Federal government to help rural North Texas counties combat surge in COVID-19 hospitalizations

Hospitalizations in North Texas have jumped by more than 1,000 people in just the past month.

The Dallas-Fort Worth Hospital Council said more than 100 people were hospitalized for COVID-19 between Tuesday and Wednesday.

According to the DFW Hospital Council, the number of COVID-19 patients in area hospitals nearly quadrupled in the last 30 days.

Some rural counties are seeing a very high percentage of hospitalizations.

Part of the problem is the number of unvaccinated residents in those areas, though the federal government has a program to help change that.

Overall, the North Texas area remains well below the 15% hospitalization threshold that would trigger rollbacks on business occupancy.

But some rural counties have hospitalization rates well above that mark.

"The majority of the patients that are hospitalized have not been vaccinated," explained DFW Hospital Council President and CEO Dr. Stephen Love.
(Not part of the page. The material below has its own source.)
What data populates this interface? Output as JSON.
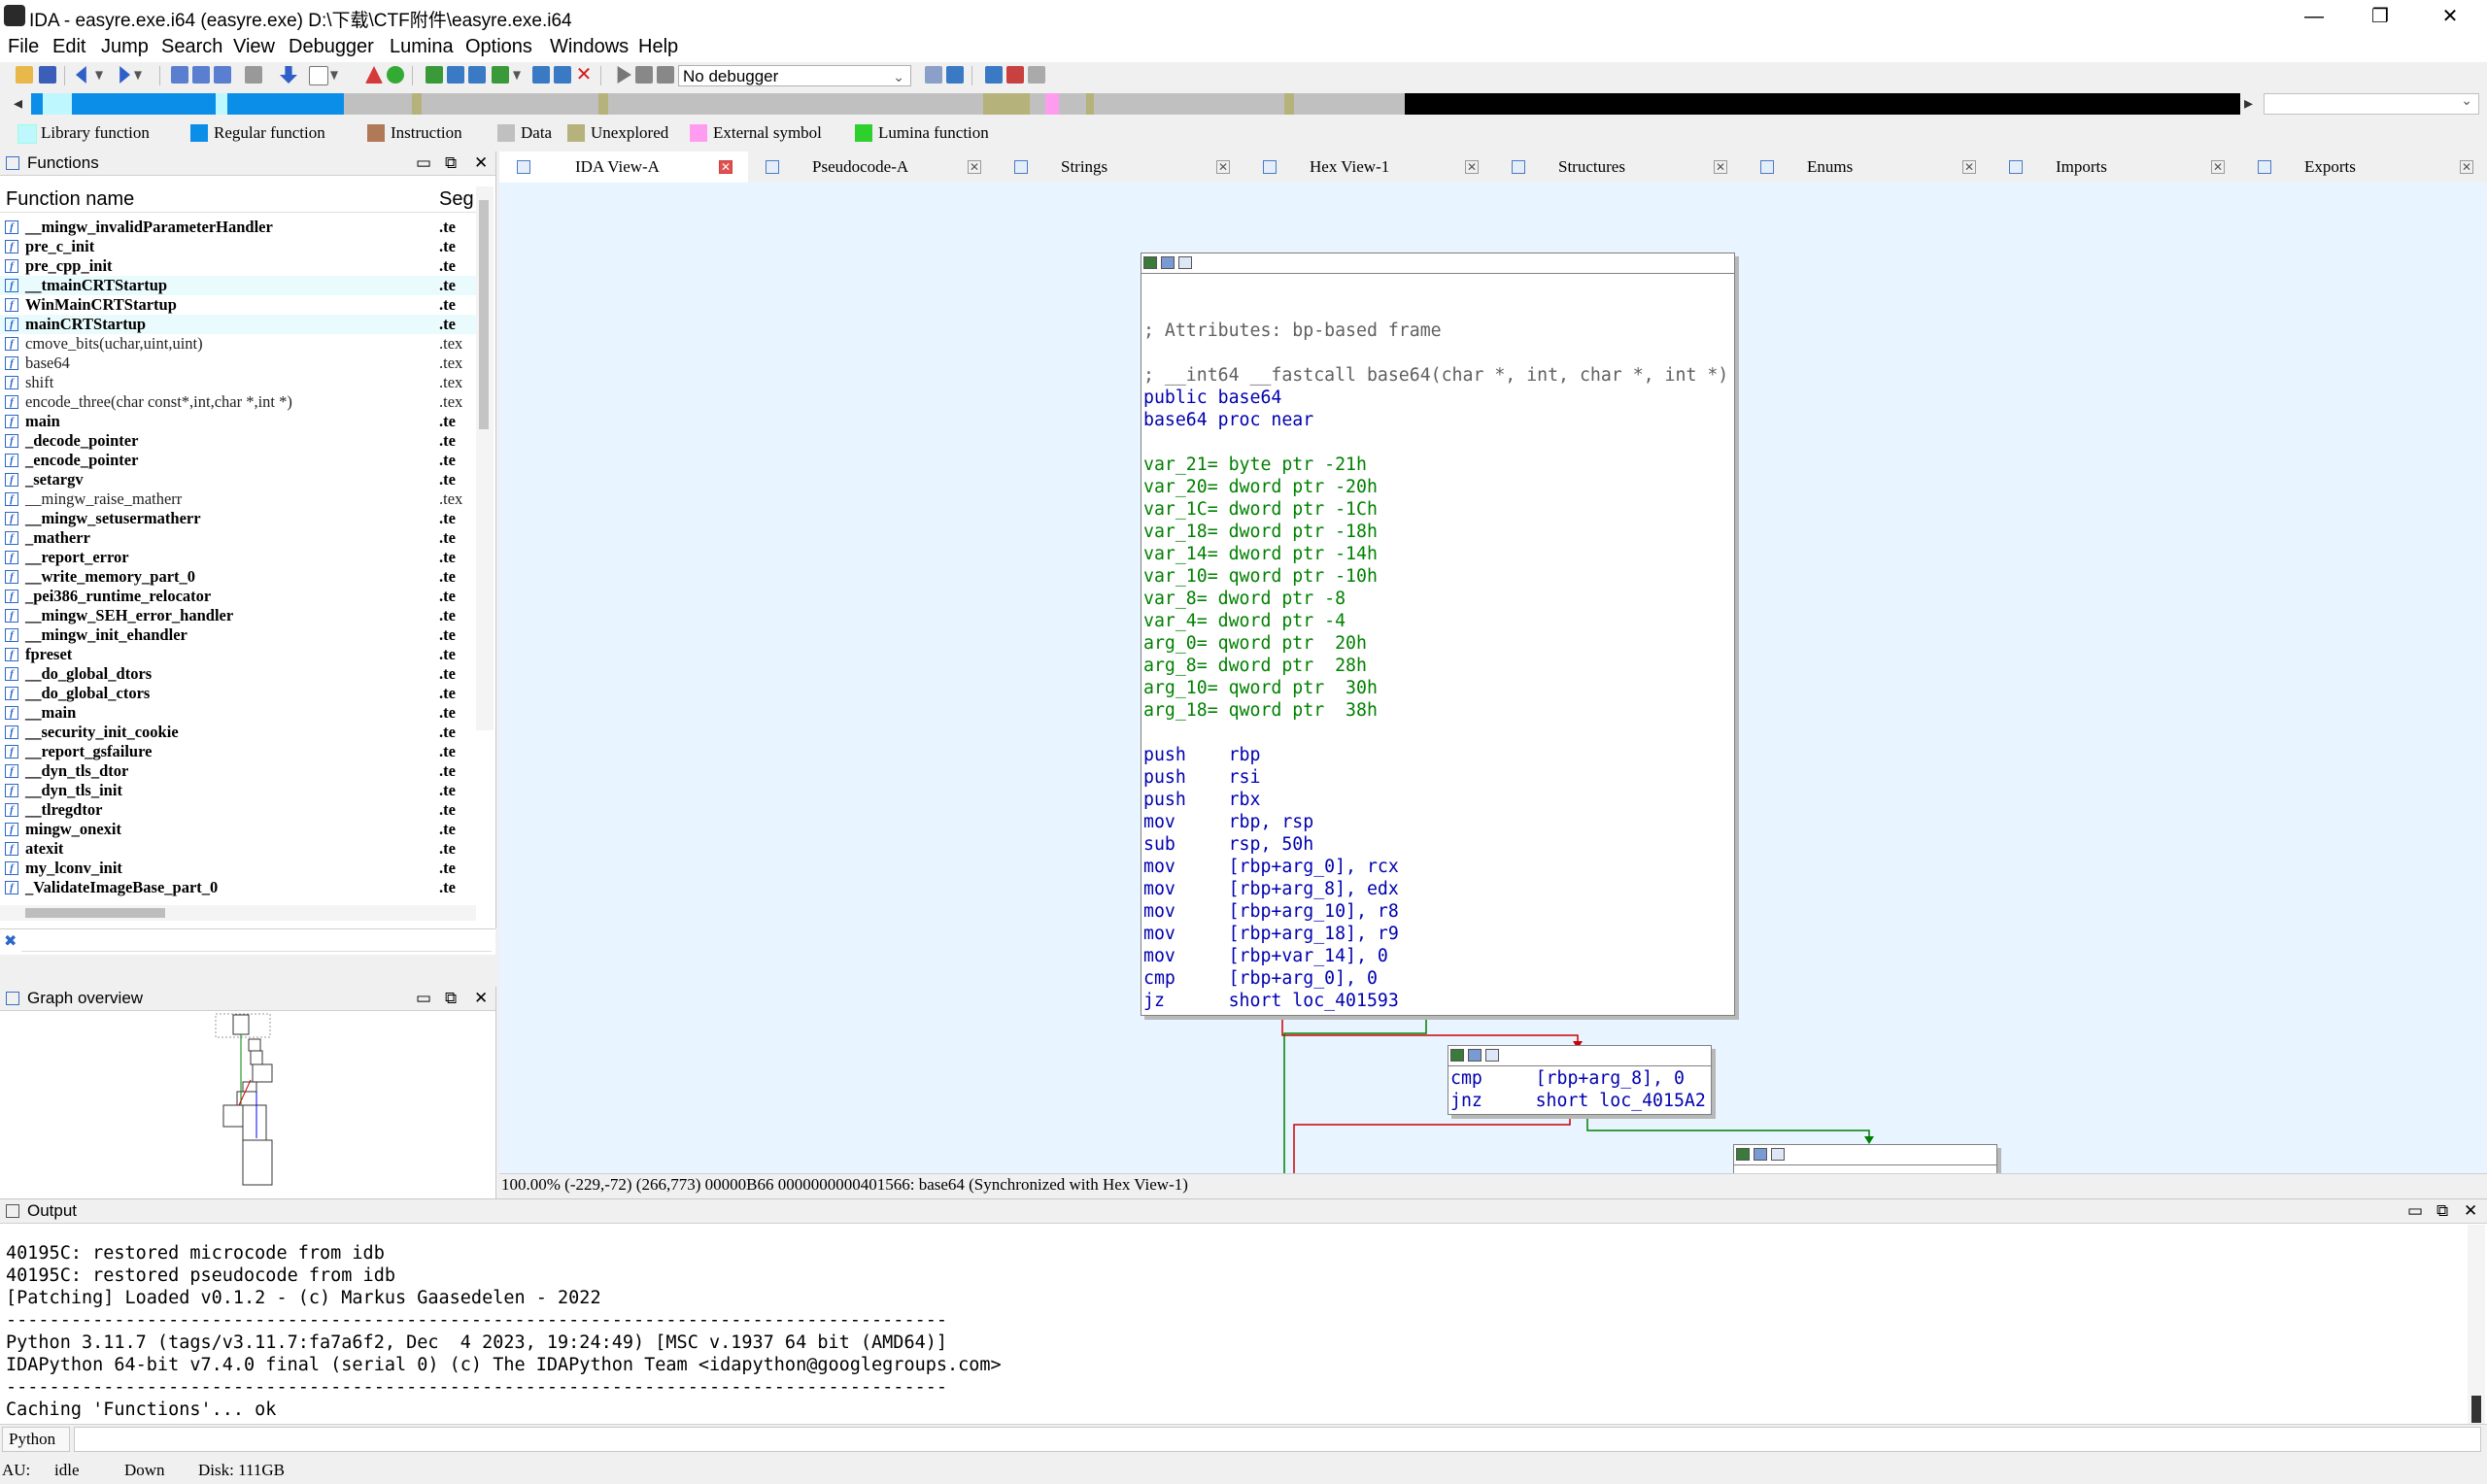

As of Wednesday, there are 1,381 patients hospitalized with COVID-19 in the North Texas region.

Love said one in four patients is in the ICU.

He added that some rural counties have higher hospitalization rates, in part, due to lower bed capacity.

"I think also you have to look at the overall vaccination rates and most of the counties where the vaccination rates are lower, they have higher cases that end up going to the hospital," Love said.

In an effort to increase outreach and COVID-19 vaccination rates in rural counties, the federal government is providing funding to states.

Texas is receiving some $7 million to split among 142 rural health clinics.

"A lot of the younger people are not vaccinated and they're ending up in the hospital. And unfortunately, some of them are dying," Love said.

It's a concern shared by Dr. John Carlo, who is part of the Texas Medical Association COVID-19 Task Force.

He's worried about what's called long COVID infections, found in roughly 30% of patients.

"Which is extended symptoms up to six months after the infection. So this is not really this is not a trivial infection. It can happen to anybody," Carlo explained.

Dr. Carlo said people with natural immunity need to get vaccinated too due to the mutated Delta variant.

"Once we got this new variant introduced, the herd immunity calculation goes away," he said. "I think that we have to realize that no one individual responsibility is what's going to make this work."

Hospitalizations are a lagging indicator, so as case numbers increase, the DFW Hospital Council anticipate hospitalizations will increase.

The Texas Medical Association urged mask-wearing for everyone in schools to protect those students under the age of 12 who can’t be vaccinated.